=== Element data from apps and pages ===
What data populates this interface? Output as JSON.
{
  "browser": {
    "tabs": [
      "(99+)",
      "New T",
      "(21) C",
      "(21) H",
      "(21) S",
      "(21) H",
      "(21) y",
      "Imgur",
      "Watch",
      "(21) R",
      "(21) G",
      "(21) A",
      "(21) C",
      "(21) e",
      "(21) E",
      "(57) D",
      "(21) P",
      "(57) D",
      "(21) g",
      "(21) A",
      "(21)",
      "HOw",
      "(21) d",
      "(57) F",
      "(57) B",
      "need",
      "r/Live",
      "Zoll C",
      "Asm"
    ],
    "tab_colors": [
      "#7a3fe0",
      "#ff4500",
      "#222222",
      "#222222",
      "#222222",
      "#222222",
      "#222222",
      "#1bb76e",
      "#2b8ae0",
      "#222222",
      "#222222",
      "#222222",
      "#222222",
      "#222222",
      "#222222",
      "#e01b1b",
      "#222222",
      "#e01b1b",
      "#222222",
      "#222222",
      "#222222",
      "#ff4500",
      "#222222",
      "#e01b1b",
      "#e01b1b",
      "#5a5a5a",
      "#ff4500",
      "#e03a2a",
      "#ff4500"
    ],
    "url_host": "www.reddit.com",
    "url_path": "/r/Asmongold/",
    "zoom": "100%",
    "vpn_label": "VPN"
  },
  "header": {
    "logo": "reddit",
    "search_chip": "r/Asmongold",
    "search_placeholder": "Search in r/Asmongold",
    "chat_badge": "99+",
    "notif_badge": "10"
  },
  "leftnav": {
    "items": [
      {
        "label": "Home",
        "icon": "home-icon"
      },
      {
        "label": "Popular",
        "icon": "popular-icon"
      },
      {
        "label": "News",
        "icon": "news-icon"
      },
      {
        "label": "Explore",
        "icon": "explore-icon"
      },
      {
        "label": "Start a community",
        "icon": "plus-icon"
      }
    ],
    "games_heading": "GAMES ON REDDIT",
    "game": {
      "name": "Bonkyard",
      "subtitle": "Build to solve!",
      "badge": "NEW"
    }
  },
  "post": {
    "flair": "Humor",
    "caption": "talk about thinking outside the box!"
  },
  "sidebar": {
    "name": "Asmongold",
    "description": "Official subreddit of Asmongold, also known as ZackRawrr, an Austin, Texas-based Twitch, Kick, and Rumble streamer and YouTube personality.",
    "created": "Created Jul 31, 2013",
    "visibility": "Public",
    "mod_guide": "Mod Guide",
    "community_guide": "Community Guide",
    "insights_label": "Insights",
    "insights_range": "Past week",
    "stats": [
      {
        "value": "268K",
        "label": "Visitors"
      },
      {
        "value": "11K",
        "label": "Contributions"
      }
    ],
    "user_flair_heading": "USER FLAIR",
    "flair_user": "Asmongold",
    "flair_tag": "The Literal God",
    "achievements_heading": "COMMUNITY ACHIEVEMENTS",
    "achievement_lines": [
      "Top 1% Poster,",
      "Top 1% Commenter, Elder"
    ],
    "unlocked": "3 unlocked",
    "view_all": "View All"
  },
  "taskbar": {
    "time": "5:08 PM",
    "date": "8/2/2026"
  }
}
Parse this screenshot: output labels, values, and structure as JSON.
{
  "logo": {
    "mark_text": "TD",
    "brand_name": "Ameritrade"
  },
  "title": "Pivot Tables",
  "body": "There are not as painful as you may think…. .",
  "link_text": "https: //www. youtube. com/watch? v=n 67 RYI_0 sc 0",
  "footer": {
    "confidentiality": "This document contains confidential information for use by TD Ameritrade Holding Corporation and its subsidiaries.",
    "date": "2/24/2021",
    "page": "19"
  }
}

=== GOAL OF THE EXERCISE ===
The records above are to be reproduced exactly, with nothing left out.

=== REPLY ===
What data populates this interface? Output as JSON.
{
  "browser": {
    "tabs": [
      "(99+)",
      "New T",
      "(21) C",
      "(21) H",
      "(21) S",
      "(21) H",
      "(21) y",
      "Imgur",
      "Watch",
      "(21) R",
      "(21) G",
      "(21) A",
      "(21) C",
      "(21) e",
      "(21) E",
      "(57) D",
      "(21) P",
      "(57) D",
      "(21) g",
      "(21) A",
      "(21)",
      "HOw",
      "(21) d",
      "(57) F",
      "(57) B",
      "need",
      "r/Live",
      "Zoll C",
      "Asm"
    ],
    "tab_colors": [
      "#7a3fe0",
      "#ff4500",
      "#222222",
      "#222222",
      "#222222",
      "#222222",
      "#222222",
      "#1bb76e",
      "#2b8ae0",
      "#222222",
      "#222222",
      "#222222",
      "#222222",
      "#222222",
      "#222222",
      "#e01b1b",
      "#222222",
      "#e01b1b",
      "#222222",
      "#222222",
      "#222222",
      "#ff4500",
      "#222222",
      "#e01b1b",
      "#e01b1b",
      "#5a5a5a",
      "#ff4500",
      "#e03a2a",
      "#ff4500"
    ],
    "url_host": "www.reddit.com",
    "url_path": "/r/Asmongold/",
    "zoom": "100%",
    "vpn_label": "VPN"
  },
  "header": {
    "logo": "reddit",
    "search_chip": "r/Asmongold",
    "search_placeholder": "Search in r/Asmongold",
    "chat_badge": "99+",
    "notif_badge": "10"
  },
  "leftnav": {
    "items": [
      {
        "label": "Home",
        "icon": "home-icon"
      },
      {
        "label": "Popular",
        "icon": "popular-icon"
      },
      {
        "label": "News",
        "icon": "news-icon"
      },
      {
        "label": "Explore",
        "icon": "explore-icon"
      },
      {
        "label": "Start a community",
        "icon": "plus-icon"
      }
    ],
    "games_heading": "GAMES ON REDDIT",
    "game": {
      "name": "Bonkyard",
      "subtitle": "Build to solve!",
      "badge": "NEW"
    }
  },
  "post": {
    "flair": "Humor",
    "caption": "talk about thinking outside the box!"
  },
  "sidebar": {
    "name": "Asmongold",
    "description": "Official subreddit of Asmongold, also known as ZackRawrr, an Austin, Texas-based Twitch, Kick, and Rumble streamer and YouTube personality.",
    "created": "Created Jul 31, 2013",
    "visibility": "Public",
    "mod_guide": "Mod Guide",
    "community_guide": "Community Guide",
    "insights_label": "Insights",
    "insights_range": "Past week",
    "stats": [
      {
        "value": "268K",
        "label": "Visitors"
      },
      {
        "value": "11K",
        "label": "Contributions"
      }
    ],
    "user_flair_heading": "USER FLAIR",
    "flair_user": "Asmongold",
    "flair_tag": "The Literal God",
    "achievements_heading": "COMMUNITY ACHIEVEMENTS",
    "achievement_lines": [
      "Top 1% Poster,",
      "Top 1% Commenter, Elder"
    ],
    "unlocked": "3 unlocked",
    "view_all": "View All"
  },
  "taskbar": {
    "time": "5:08 PM",
    "date": "8/2/2026"
  }
}
Parse this screenshot: output labels, values, and structure as JSON.
{
  "logo": {
    "mark_text": "TD",
    "brand_name": "Ameritrade"
  },
  "title": "Pivot Tables",
  "body": "There are not as painful as you may think…. .",
  "link_text": "https: //www. youtube. com/watch? v=n 67 RYI_0 sc 0",
  "footer": {
    "confidentiality": "This document contains confidential information for use by TD Ameritrade Holding Corporation and its subsidiaries.",
    "date": "2/24/2021",
    "page": "19"
  }
}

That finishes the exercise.